Professor William Grimes, along with Dr. Yaechan Lee and Dr. William Kring, published an article on financial cooperation in the Asia-Pacific. Analyzing emergency liquidity provision mechanisms, they explored the intricate dynamics among major economies, shedding light on uncertainty during currency crises. The research, supported by the Japan Foundation, marks a significant contribution.
On September 18, 2023, Pardee School of Global Studies’ Center for the Study of Asia at Boston University hosted a captivating and exciting signature event, A Look Inside: Taiwanese in a Time of Cross-Strait Crisis with Lung Yingtai, Taiwan’s former Minister of Culture, that provided valuable insights into the intricate challenges facing Taiwan today. This…
In recent years, global patterns have emerged that threaten to undermine democracy – election denialism, the emergence of nationalist regimes, and the removal of democratically elected governments to name a few. A panel of Pardee School professors commented on these trends in their regions of study as well as the implications for global democracy.
Ambassador Heine argues that while there are certain countries, like Mexico and Colombia, that are well positioned to take advantage of that possibility, for others it will take a major effort to attract industries and to offer the right conditions for them to stay.
The Pardee School is pleased to welcome Dr. Maria Elena P. Rivera-Beckstrom to CSA. A former Visiting Professor with extensive research publications under her belt, Rivera-Beckstrom brings a wealth of administrative experience and vision to the Center.
Professor Goldstein’s latest book offers a timely examination of the conflict in the Pacific prior to the attacks on Pearl Harbor and offers lessons applicable to understanding contemporary Great Power flash points between Asia and the West.
Professor Hefner notes that a far-reaching Islamic resurgence has occurred over the past 24 years, coincident with Indonesia’s return to electoral democracy, and an often overlooked feature of that resurgence has been the role of television media.
“Some have argued that while the war will have an impact on Russia, its neighbors, and the rest of Europe, it will have little consequence for Asia or the global order.

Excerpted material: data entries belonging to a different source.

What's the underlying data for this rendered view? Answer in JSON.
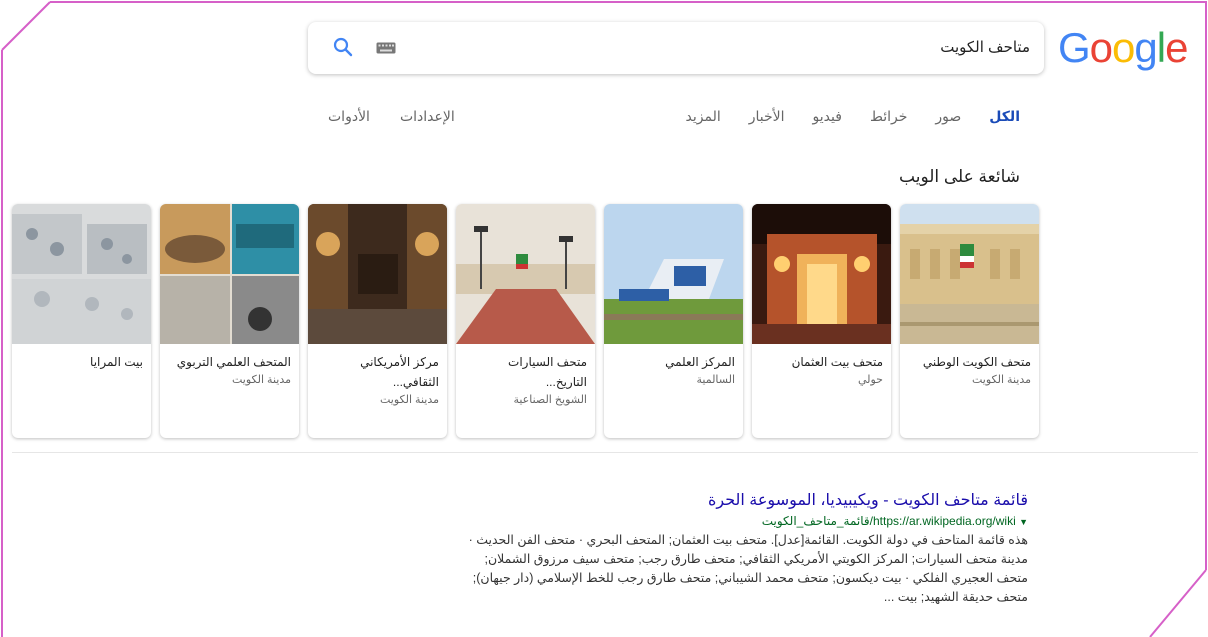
{
  "logo": {
    "letters": [
      "G",
      "o",
      "o",
      "g",
      "l",
      "e"
    ],
    "colors": [
      "#4285F4",
      "#EA4335",
      "#FBBC05",
      "#4285F4",
      "#34A853",
      "#EA4335"
    ]
  },
  "search": {
    "query": "متاحف الكويت",
    "icons": [
      "search-icon",
      "keyboard-icon"
    ]
  },
  "tabs": [
    {
      "label": "الكل",
      "active": true
    },
    {
      "label": "صور"
    },
    {
      "label": "خرائط"
    },
    {
      "label": "فيديو"
    },
    {
      "label": "الأخبار"
    },
    {
      "label": "المزيد"
    }
  ],
  "tools": [
    {
      "label": "الإعدادات"
    },
    {
      "label": "الأدوات"
    }
  ],
  "trending_title": "شائعة على الويب",
  "cards": [
    {
      "name": "متحف الكويت الوطني",
      "location": "مدينة الكويت"
    },
    {
      "name": "متحف بيت العثمان",
      "location": "حولي"
    },
    {
      "name": "المركز العلمي",
      "location": "السالمية"
    },
    {
      "name": "متحف السيارات التاريخ...",
      "location": "الشويخ الصناعية"
    },
    {
      "name": "مركز الأمريكاني الثقافي...",
      "location": "مدينة الكويت"
    },
    {
      "name": "المتحف العلمي التربوي",
      "location": "مدينة الكويت"
    },
    {
      "name": "بيت المرايا",
      "location": ""
    }
  ],
  "result": {
    "title": "قائمة متاحف الكويت - ويكيبيديا، الموسوعة الحرة",
    "url": "https://ar.wikipedia.org/wiki/قائمة_متاحف_الكويت",
    "snippet": [
      "هذه قائمة المتاحف في دولة الكويت. القائمة[عدل]. متحف بيت العثمان; المتحف البحري · متحف الفن الحديث ·",
      "مدينة متحف السيارات; المركز الكويتي الأمريكي الثقافي; متحف طارق رجب; متحف سيف مرزوق الشملان;",
      "متحف العجيري الفلكي · بيت ديكسون; متحف محمد الشيباني; متحف طارق رجب للخط الإسلامي (دار جيهان);",
      "متحف حديقة الشهيد; بيت ..."
    ]
  }
}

This is wishful thinking at best, and shortsightedness at worst.”
“Many countries in South America, Africa, and Asia…don’t want to be pushed into a position that would go against their own interests, economic or otherwise.”
“Smaller Asian countries don’t want is to have two blocs: the U.S. and Western countries as well as Japan and Korea in one bloc; and Russia, and perhaps even China, in one bloc, which would then really have echoes of the Cold War.”
Najam previously served on TAF’s Board from 2013-2020 and was re-elected for a third term by the Board of the Foundation. In his role, he will help guide the organization’s mission of improving lives across a dynamic and developing Asia.
In his remarks, Ambassador Heine takes stock of the PA’s achievements over the past ten years, elaborates on what it needs to do to enhance ties with Asia, and makes some recommendations on the way forward.
Heine and fellow experts explored the challenges Asia and Latin America have faced and the different approaches they took that resulted in wildly different outcomes.
“American strategists in the years ahead must be prepared to revisit the fundamentals of the U.S. presence in Europe and devolve authority to local actors.”
Dean Adil Najam spoke at two conferences related to environmental policies held at the Fletcher School (Tufts University) and at the Harvard Business School.
The BUCSA digital humanities project explores exhibits on Asian dance and architecture at the international fairs held in the 19th century.
Dean Adil Najam interviewed on VOA on US diplomatic moves in North Korea, Afghanistan and Pakistan.
Prof. William Keylor discusses United States President Elect Donald Trump’s policy toward Asia.
Associate Dean Bill Grimes spoke on the considerable concern in Asia about the prospect of the UK leaving the EU.
Prof. Hefner focused on the challenge of intellectual renewal and political reform in Muslim countries in the face of radical challenges.